> _SOURCE INFORMATION_

--------

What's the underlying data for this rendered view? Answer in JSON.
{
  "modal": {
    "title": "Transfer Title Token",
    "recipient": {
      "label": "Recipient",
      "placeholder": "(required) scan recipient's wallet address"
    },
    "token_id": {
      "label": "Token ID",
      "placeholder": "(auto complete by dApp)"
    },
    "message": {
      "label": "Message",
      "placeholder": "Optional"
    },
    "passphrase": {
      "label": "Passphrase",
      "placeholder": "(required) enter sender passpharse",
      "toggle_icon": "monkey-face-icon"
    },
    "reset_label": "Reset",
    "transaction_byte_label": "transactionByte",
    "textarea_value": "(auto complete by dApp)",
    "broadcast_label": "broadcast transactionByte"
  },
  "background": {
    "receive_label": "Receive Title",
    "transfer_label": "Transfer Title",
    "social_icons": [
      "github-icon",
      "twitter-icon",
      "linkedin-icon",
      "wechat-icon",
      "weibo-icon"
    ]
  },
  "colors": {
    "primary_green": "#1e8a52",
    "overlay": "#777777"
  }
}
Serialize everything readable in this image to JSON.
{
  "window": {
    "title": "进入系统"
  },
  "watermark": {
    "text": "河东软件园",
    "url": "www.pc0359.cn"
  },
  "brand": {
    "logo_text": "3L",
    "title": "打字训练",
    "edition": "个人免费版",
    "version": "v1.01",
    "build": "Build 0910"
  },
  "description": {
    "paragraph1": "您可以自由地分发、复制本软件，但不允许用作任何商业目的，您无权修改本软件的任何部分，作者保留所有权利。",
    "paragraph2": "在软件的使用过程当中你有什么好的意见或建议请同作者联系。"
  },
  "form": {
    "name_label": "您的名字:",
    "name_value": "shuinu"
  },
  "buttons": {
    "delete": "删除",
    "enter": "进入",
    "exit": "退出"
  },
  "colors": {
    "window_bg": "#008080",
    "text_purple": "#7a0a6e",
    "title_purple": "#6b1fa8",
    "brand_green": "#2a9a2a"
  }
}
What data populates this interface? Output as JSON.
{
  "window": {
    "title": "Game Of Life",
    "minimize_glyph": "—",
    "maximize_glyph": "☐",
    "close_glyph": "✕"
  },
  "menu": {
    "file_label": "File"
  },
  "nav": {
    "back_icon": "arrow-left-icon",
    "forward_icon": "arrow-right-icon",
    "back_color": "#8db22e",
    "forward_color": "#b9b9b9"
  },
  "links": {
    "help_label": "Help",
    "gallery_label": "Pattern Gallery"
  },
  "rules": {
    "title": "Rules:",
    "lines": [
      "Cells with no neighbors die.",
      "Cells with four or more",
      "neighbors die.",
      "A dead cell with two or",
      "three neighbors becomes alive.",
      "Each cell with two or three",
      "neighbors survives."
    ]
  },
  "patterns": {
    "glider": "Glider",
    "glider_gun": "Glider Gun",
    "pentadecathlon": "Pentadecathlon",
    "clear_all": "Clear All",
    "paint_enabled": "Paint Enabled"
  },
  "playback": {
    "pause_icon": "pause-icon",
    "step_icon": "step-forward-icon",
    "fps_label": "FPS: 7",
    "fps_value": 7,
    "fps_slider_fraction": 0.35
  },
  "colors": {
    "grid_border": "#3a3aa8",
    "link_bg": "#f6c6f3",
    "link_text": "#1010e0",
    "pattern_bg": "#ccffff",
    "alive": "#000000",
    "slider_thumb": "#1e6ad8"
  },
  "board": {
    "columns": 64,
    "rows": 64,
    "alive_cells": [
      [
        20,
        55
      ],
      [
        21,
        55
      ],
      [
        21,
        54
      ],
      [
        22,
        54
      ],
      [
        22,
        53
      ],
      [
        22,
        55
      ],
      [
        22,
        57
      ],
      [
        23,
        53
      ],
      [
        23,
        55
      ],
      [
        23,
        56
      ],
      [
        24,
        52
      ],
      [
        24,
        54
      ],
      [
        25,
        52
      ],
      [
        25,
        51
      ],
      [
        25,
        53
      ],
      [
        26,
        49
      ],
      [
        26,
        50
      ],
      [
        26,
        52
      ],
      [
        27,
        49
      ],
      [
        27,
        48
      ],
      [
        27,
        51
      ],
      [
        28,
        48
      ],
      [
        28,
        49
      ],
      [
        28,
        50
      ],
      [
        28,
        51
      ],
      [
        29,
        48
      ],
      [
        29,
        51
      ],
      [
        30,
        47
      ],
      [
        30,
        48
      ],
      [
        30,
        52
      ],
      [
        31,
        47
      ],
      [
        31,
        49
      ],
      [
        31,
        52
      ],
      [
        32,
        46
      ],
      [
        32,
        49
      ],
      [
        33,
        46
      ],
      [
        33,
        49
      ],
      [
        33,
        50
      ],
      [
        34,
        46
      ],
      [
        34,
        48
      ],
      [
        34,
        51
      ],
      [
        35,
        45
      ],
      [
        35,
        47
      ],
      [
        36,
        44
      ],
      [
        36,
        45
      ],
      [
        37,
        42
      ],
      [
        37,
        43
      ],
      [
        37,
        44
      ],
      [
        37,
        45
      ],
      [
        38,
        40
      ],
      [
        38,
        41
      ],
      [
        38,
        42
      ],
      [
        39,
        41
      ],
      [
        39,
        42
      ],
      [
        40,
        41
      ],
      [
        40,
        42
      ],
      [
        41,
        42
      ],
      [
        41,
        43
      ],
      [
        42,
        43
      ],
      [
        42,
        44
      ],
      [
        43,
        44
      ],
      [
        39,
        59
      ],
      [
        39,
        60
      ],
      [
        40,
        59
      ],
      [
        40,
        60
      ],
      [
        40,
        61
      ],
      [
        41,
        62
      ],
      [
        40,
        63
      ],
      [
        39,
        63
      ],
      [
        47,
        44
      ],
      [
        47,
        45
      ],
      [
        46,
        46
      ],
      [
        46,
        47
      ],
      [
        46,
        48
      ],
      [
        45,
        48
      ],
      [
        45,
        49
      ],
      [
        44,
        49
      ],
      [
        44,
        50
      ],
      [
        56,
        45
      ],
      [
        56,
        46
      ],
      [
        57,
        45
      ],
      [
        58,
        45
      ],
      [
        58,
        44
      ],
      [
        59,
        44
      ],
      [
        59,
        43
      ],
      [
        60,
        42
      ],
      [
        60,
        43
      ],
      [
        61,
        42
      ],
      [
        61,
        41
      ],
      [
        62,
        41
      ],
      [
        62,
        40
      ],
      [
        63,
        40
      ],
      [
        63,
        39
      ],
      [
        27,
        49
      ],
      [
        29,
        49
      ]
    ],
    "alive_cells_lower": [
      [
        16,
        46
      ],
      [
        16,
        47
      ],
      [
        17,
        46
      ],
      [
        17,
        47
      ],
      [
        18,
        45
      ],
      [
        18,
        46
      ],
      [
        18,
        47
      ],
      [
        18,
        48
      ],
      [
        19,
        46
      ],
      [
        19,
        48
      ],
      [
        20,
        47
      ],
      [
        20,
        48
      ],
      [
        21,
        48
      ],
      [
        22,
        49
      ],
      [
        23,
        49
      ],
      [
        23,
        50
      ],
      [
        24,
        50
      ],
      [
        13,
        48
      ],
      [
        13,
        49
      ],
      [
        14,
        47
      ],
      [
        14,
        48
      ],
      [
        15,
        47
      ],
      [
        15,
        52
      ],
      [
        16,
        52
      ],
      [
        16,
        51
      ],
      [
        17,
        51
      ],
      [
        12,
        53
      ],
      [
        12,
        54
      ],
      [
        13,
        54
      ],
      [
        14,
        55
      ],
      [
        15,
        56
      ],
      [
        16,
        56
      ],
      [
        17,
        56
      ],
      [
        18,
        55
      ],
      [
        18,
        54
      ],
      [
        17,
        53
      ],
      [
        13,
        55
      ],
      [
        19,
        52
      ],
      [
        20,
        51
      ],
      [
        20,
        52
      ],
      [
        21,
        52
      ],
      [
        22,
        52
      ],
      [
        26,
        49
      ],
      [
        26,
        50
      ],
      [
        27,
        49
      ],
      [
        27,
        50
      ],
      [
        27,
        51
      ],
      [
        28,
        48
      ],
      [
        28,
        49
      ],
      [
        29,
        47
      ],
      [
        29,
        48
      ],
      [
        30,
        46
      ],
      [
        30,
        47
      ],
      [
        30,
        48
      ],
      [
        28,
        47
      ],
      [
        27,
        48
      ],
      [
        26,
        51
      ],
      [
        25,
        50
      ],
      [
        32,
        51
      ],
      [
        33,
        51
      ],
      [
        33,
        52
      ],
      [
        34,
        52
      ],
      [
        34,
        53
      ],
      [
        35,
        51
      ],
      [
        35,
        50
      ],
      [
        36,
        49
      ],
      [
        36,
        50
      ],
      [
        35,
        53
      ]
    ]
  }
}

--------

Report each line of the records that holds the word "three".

      "three neighbors becomes alive.",
      "Each cell with two or three",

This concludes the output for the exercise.